_Instructions for the task_
Wherever the string "value" occurs in a line of these records, report that line.

_Supplied data_
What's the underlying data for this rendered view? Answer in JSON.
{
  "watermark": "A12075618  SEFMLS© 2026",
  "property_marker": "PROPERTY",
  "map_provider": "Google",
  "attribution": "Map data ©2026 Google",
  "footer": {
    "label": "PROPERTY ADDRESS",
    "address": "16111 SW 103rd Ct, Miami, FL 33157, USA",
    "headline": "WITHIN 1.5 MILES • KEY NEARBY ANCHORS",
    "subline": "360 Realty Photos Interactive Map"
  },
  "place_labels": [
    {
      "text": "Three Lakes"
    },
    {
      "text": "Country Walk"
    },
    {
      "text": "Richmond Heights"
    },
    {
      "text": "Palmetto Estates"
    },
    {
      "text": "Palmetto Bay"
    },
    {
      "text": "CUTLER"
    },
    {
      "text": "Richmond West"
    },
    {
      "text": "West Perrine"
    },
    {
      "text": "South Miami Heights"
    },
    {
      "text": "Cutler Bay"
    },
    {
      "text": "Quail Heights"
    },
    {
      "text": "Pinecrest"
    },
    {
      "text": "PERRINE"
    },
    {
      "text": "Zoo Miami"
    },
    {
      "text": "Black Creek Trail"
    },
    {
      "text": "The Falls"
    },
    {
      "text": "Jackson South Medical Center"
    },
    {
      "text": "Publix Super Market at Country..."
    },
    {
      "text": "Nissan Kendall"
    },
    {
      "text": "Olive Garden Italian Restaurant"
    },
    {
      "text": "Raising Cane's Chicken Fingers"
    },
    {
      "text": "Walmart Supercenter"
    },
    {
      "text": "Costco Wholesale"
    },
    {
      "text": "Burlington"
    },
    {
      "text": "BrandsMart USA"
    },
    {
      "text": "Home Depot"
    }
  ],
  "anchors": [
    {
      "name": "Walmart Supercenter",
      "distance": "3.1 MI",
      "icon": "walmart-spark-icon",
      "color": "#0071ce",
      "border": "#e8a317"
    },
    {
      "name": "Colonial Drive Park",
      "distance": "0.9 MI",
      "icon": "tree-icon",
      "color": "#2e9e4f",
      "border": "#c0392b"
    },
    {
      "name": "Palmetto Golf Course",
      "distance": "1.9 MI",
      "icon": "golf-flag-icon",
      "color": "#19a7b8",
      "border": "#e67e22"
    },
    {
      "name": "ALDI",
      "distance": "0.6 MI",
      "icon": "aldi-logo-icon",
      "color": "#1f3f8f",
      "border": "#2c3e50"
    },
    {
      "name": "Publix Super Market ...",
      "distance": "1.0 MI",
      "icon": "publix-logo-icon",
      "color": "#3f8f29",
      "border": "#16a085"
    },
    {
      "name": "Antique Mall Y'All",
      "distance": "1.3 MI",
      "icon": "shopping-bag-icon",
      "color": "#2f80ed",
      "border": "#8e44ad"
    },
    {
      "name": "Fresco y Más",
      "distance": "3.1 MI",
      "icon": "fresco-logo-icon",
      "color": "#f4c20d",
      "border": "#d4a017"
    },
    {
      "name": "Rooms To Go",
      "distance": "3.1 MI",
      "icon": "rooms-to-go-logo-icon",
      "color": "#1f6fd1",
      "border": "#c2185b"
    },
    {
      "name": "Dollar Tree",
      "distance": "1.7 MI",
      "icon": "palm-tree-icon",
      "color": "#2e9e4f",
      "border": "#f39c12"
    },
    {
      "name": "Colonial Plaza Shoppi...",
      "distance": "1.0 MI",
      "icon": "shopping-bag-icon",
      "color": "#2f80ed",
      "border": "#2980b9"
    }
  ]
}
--
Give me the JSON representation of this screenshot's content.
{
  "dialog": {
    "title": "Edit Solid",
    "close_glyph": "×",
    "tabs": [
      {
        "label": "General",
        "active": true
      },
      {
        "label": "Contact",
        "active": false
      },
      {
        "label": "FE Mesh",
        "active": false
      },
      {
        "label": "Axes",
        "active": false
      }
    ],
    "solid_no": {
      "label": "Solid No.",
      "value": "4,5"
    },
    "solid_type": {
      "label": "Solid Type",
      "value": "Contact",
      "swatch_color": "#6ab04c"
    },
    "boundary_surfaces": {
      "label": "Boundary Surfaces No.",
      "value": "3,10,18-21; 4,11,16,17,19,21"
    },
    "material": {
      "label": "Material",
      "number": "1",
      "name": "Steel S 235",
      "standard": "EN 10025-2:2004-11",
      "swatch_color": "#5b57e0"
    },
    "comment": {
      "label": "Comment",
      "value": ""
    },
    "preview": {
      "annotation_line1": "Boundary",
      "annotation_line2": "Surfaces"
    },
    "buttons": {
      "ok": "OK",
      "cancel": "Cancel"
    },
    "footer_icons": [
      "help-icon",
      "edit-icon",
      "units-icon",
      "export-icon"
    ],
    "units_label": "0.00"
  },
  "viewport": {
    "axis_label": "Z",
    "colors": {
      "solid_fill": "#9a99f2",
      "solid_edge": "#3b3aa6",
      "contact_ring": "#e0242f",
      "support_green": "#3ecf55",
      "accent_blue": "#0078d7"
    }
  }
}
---
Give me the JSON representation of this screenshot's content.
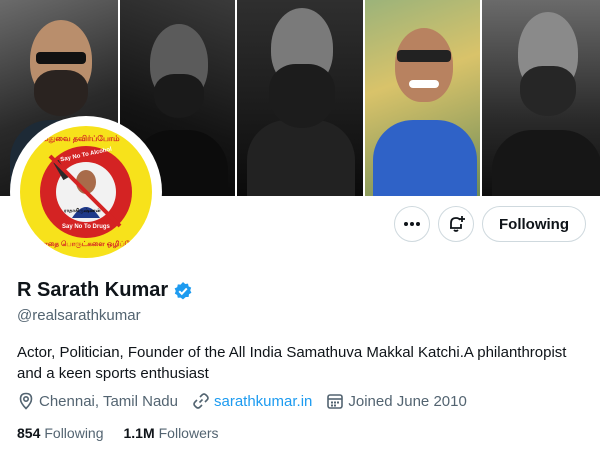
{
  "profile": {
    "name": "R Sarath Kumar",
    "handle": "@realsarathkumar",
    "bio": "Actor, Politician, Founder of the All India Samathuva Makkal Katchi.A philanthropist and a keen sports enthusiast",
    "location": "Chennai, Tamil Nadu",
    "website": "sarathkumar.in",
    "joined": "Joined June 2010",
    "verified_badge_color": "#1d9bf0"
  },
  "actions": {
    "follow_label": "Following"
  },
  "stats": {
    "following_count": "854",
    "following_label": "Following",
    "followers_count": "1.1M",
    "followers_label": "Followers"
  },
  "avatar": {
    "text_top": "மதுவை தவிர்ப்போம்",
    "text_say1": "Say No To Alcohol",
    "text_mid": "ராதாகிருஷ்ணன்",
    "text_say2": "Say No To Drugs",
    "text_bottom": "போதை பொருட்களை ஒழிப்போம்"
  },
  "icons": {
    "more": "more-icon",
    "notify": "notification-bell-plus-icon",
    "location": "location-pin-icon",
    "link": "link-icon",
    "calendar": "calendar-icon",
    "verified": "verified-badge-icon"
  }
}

_Exercise response_
      "value": "4,5"
      "value": "Contact",
      "value": "3,10,18-21; 4,11,16,17,19,21"
      "value": ""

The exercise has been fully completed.